The following articles come from a book by James Montgomery Boice, Acts: An Expositional Commentary (Grand Rapids, MI: Baker Books, 1997), 319–326.
After an investment of time like that, what were the results? In contemporary terms we would say that we have examined Paul’s goals and studied his strategy; now we want a period of evaluation. What happened? There were many blessings.
A church was established.
This has been Paul’s strategy from the beginning, not only here but in every city he visited. He had worked for this from early in his missionary travels: first, fixing Ephesus in his mind as a promising place for a church; second, conducting a preliminary study, a reconnaissance; then, third, actually launching and continuing the work. And he succeeded. The church was established and continued strong for centuries, long after Paul had left.
There were miracles as the power of God was seen.
The miracles were not done first to attract people, which is what some are saying should be done today. Rather, the preaching of the Word came first, God blessed the Word, and then the miracles followed—in this case through Paul, as God authenticated his message.
There were changes in the lives of the believers.

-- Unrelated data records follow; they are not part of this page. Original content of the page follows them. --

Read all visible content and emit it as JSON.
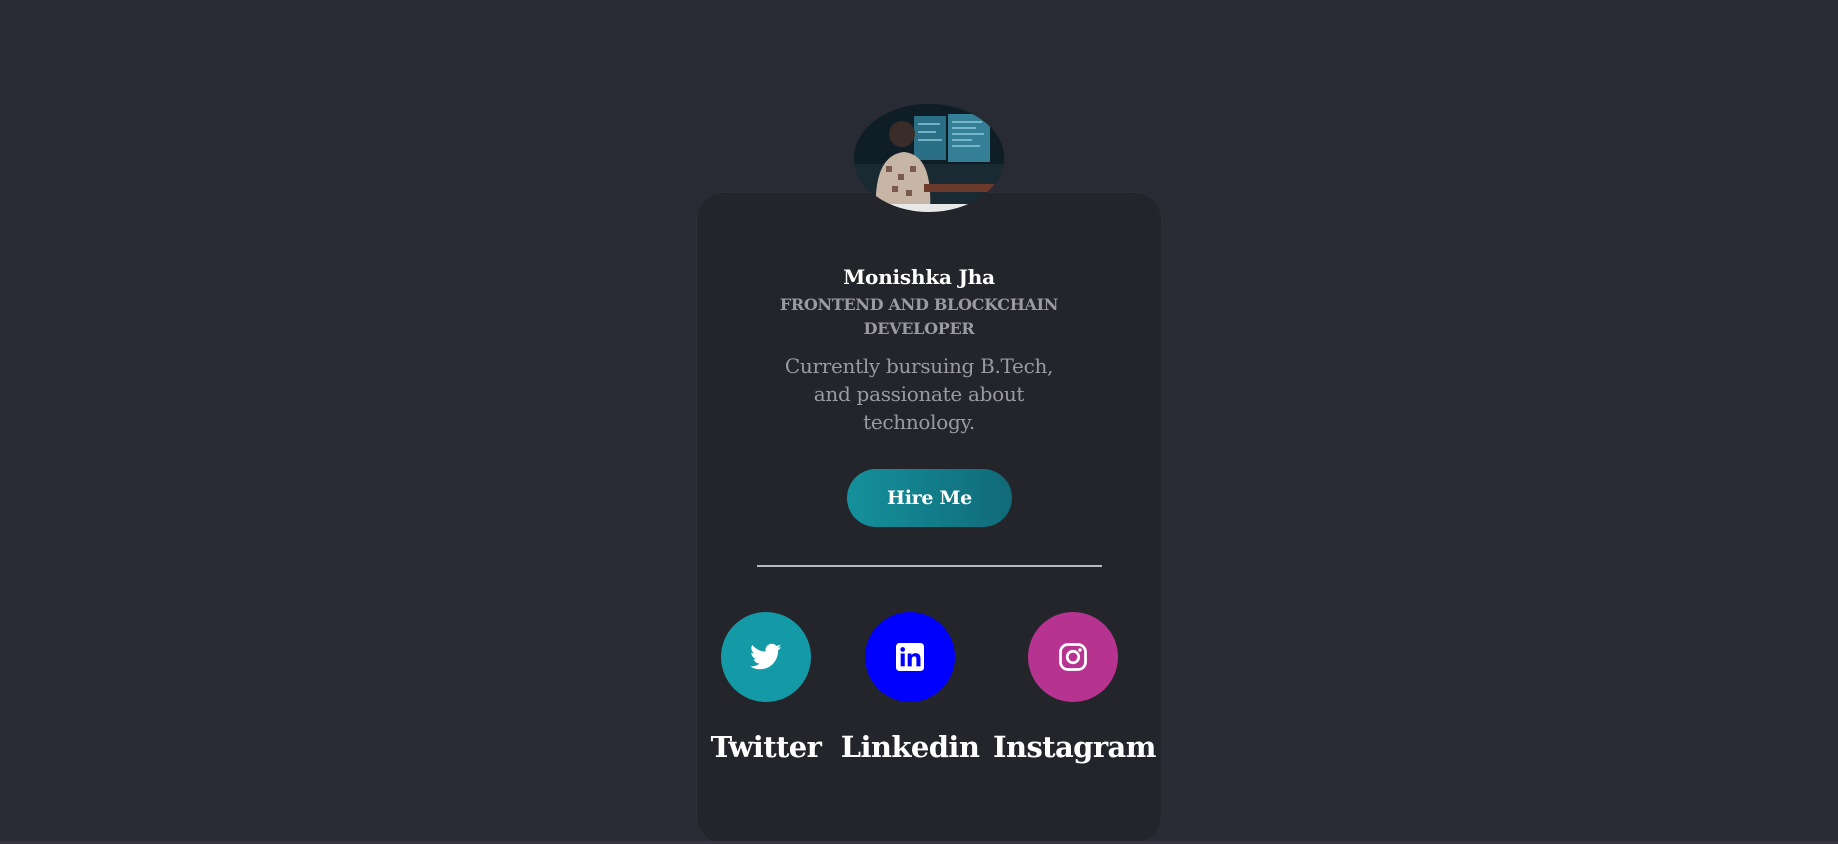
{
  "profile": {
    "name": "Monishka Jha",
    "role": "FRONTEND AND BLOCKCHAIN DEVELOPER",
    "bio": "Currently bursuing B.Tech, and passionate about technology.",
    "hire_label": "Hire Me"
  },
  "social": [
    {
      "label": "Twitter",
      "icon": "twitter-icon",
      "color": "#1499a6"
    },
    {
      "label": "Linkedin",
      "icon": "linkedin-icon",
      "color": "#0000ff"
    },
    {
      "label": "Instagram",
      "icon": "instagram-icon",
      "color": "#b6338f"
    }
  ],
  "theme": {
    "background": "#282b33",
    "card": "#24252b",
    "accent": "#14919c"
  }
}
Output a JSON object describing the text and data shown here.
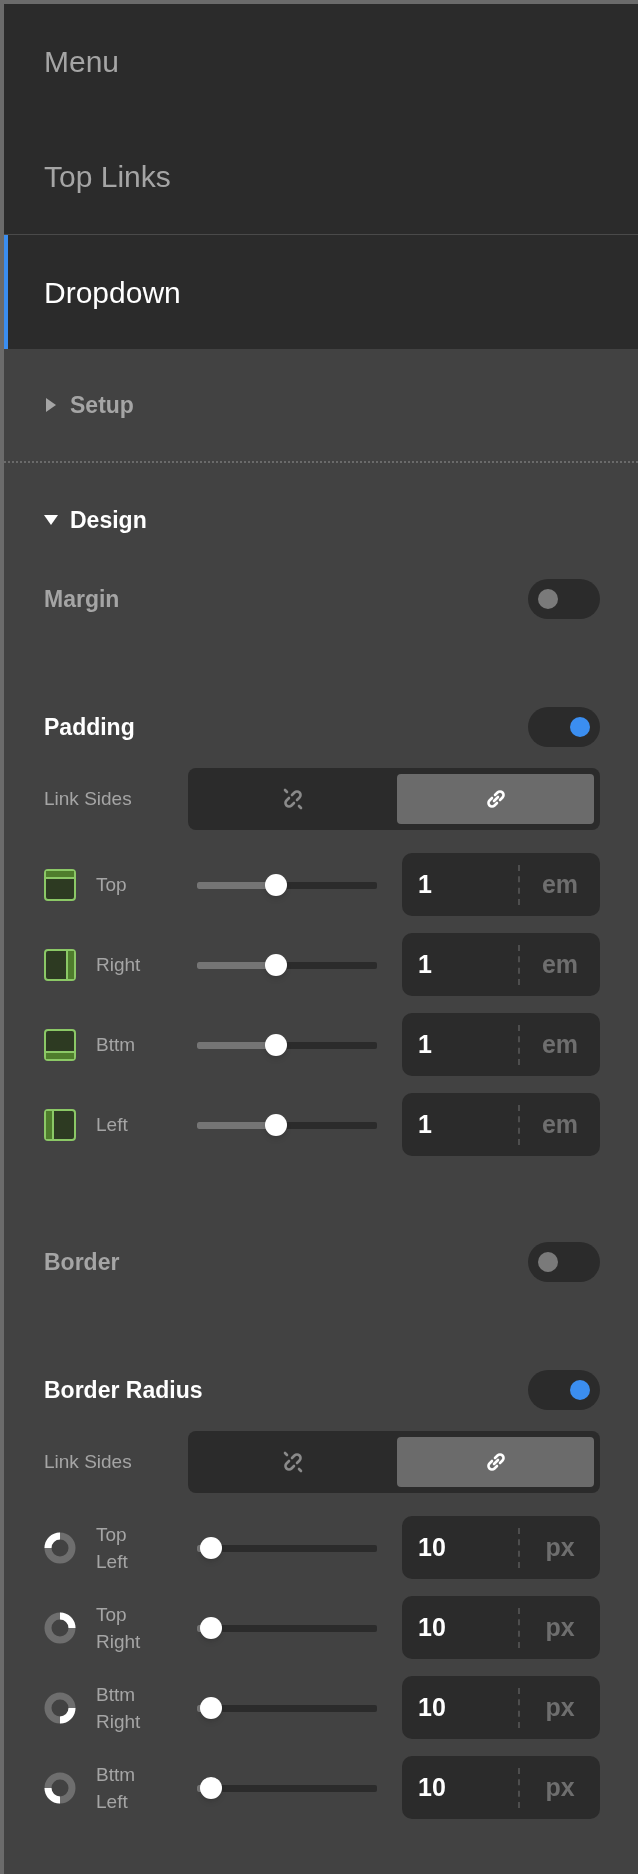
{
  "nav": [
    {
      "label": "Menu",
      "selected": false
    },
    {
      "label": "Top Links",
      "selected": false
    },
    {
      "label": "Dropdown",
      "selected": true
    }
  ],
  "sections": [
    {
      "title": "Setup",
      "expanded": false
    },
    {
      "title": "Design",
      "expanded": true
    }
  ],
  "groups": [
    {
      "title": "Margin",
      "on": false
    },
    {
      "title": "Padding",
      "on": true,
      "link_sides": {
        "label": "Link Sides",
        "options": [
          {
            "kind": "unlinked",
            "selected": false
          },
          {
            "kind": "linked",
            "selected": true
          }
        ]
      },
      "rows": [
        {
          "kind": "top",
          "label": "Top",
          "level": 0.44,
          "value": "1",
          "unit": "em"
        },
        {
          "kind": "right",
          "label": "Right",
          "level": 0.44,
          "value": "1",
          "unit": "em"
        },
        {
          "kind": "bottom",
          "label": "Bttm",
          "level": 0.44,
          "value": "1",
          "unit": "em"
        },
        {
          "kind": "left",
          "label": "Left",
          "level": 0.44,
          "value": "1",
          "unit": "em"
        }
      ]
    },
    {
      "title": "Border",
      "on": false
    },
    {
      "title": "Border Radius",
      "on": true,
      "link_sides": {
        "label": "Link Sides",
        "options": [
          {
            "kind": "unlinked",
            "selected": false
          },
          {
            "kind": "linked",
            "selected": true
          }
        ]
      },
      "rows": [
        {
          "kind": "topleft",
          "label": "Top Left",
          "level": 0.08,
          "value": "10",
          "unit": "px"
        },
        {
          "kind": "topright",
          "label": "Top Right",
          "level": 0.08,
          "value": "10",
          "unit": "px"
        },
        {
          "kind": "bottomright",
          "label": "Bttm Right",
          "level": 0.08,
          "value": "10",
          "unit": "px"
        },
        {
          "kind": "bottomleft",
          "label": "Bttm Left",
          "level": 0.08,
          "value": "10",
          "unit": "px"
        }
      ]
    }
  ]
}
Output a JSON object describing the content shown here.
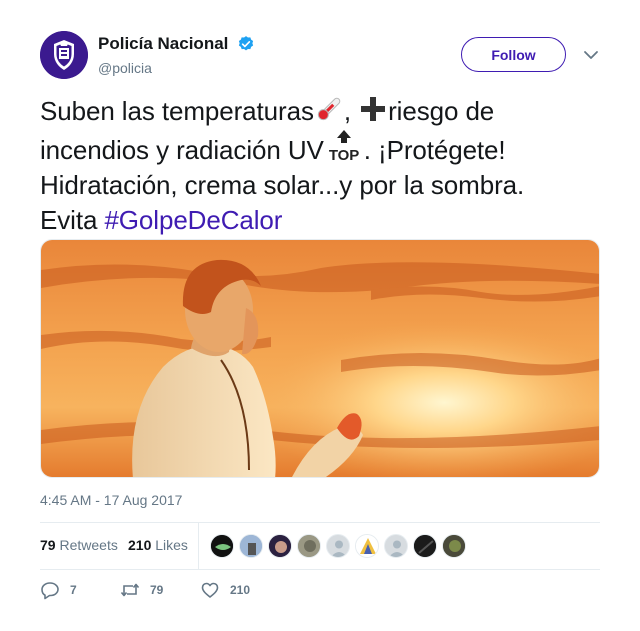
{
  "author": {
    "display_name": "Policía Nacional",
    "handle": "@policia",
    "verified": true
  },
  "follow_label": "Follow",
  "tweet": {
    "line1_a": "Suben las temperaturas",
    "line1_b": ", ",
    "line1_c": "riesgo de",
    "line2_a": "incendios y radiación UV",
    "line2_b": ". ¡Protégete!",
    "line3": "Hidratación, crema solar...y por la sombra.",
    "line4_a": "Evita ",
    "hashtag": "#GolpeDeCalor",
    "emoji": [
      "thermometer-emoji",
      "plus-emoji",
      "top-emoji"
    ]
  },
  "timestamp": "4:45 AM - 17 Aug 2017",
  "stats": {
    "retweets_count": "79",
    "retweets_label": "Retweets",
    "likes_count": "210",
    "likes_label": "Likes"
  },
  "actions": {
    "reply_count": "7",
    "retweet_count": "79",
    "like_count": "210"
  },
  "colors": {
    "brand": "#3f1cb2",
    "verified": "#1da1f2",
    "muted": "#657786",
    "divider": "#e6ecf0"
  }
}
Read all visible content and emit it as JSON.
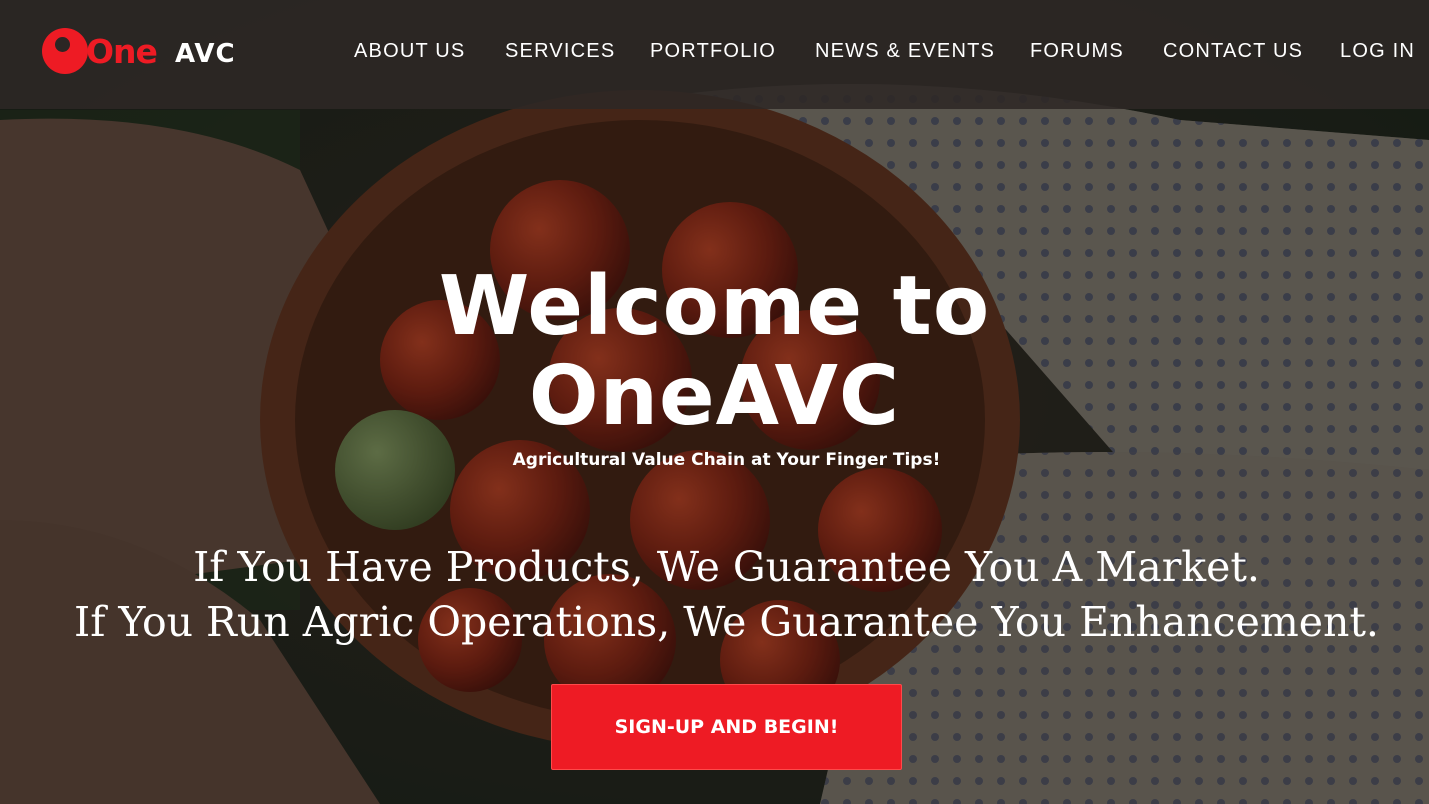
{
  "brand": {
    "name_part1": "One",
    "name_part2": "AVC",
    "color": "#ee1b24"
  },
  "nav": {
    "items": [
      {
        "label": "ABOUT US"
      },
      {
        "label": "SERVICES"
      },
      {
        "label": "PORTFOLIO"
      },
      {
        "label": "NEWS & EVENTS"
      },
      {
        "label": "FORUMS"
      },
      {
        "label": "CONTACT US"
      },
      {
        "label": "LOG IN"
      }
    ]
  },
  "hero": {
    "title_line1": "Welcome to",
    "title_line2": "OneAVC",
    "subtitle": "Agricultural Value Chain at Your Finger Tips!",
    "tagline_line1": "If You Have Products, We Guarantee You A Market.",
    "tagline_line2": "If You Run Agric Operations, We Guarantee You Enhancement.",
    "cta_label": "SIGN-UP AND BEGIN!",
    "background_icon": "bowl-of-tomatoes-in-gloved-hands-image"
  },
  "colors": {
    "accent": "#ee1b24",
    "nav_bg": "#2d2826",
    "text": "#ffffff"
  }
}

Many of them had been involved in the occult, as I indicated. But as the gospel was preached and the lordship of Jesus Christ emphasized, the believers saw that it was not possible for them to confess Jesus as Lord and still cling to their occult practices. They could not keep one foot in the church and the other in the world. So they repented of that sin (v. 18) and then brought their occult objects together and had them destroyed, particularly the magic scrolls that contained incantations.
Luke puts the value of the objects at fifty thousand drachmas. A drachma was a day’s wage. So if we can assume that a day’s wage in the United States in our time is roughly a hundred dollars (annual income $25,000), the equivalent of fifty thousand drachmas would be about five million dollars in our currency. That may be a high estimate, but by any estimate it was a large sum of money. What these Christians did as they heard the gospel and came to understand what they owed to Jesus Christ was to “lay it on the line,” as we would say. Anything in their lives that was holding them back or indicated a divided allegiance was rejected.
If you have something in your life like that, it is important that you get rid of it. If there is something you are hanging on to and do not want to give up but you know is inconsistent with your following after Jesus Christ, you need to get rid of it, as these Ephesian Christians did.
“The word of the Lord spread widely and grew in power” (v. 20).
I link that verse with verse 10, which says that as a result of Paul’s teaching in the lecture hall of Tyrannus for two years, “all the Jews and Greeks who lived in the province of Asia heard the word of the Lord.” There is a difference between those two sentences. As a result of Paul’s consistent teaching, everybody heard the gospel. But that is not the same thing as saying that the people who heard believed. However, verse 20 tells us that when the Christians really “laid it on the line,” the Word of the Lord not only spread widely but also “grew in power.” It was at this point that the people of Asia not only heard the gospel but also believed it and began to follow Christ. What happened in Ephesus should be a challenge for Christians in cities everywhere.
James Montgomery Boice, Acts: An Expositional Commentary (Grand Rapids, MI: Baker Books, 1997), 319–326.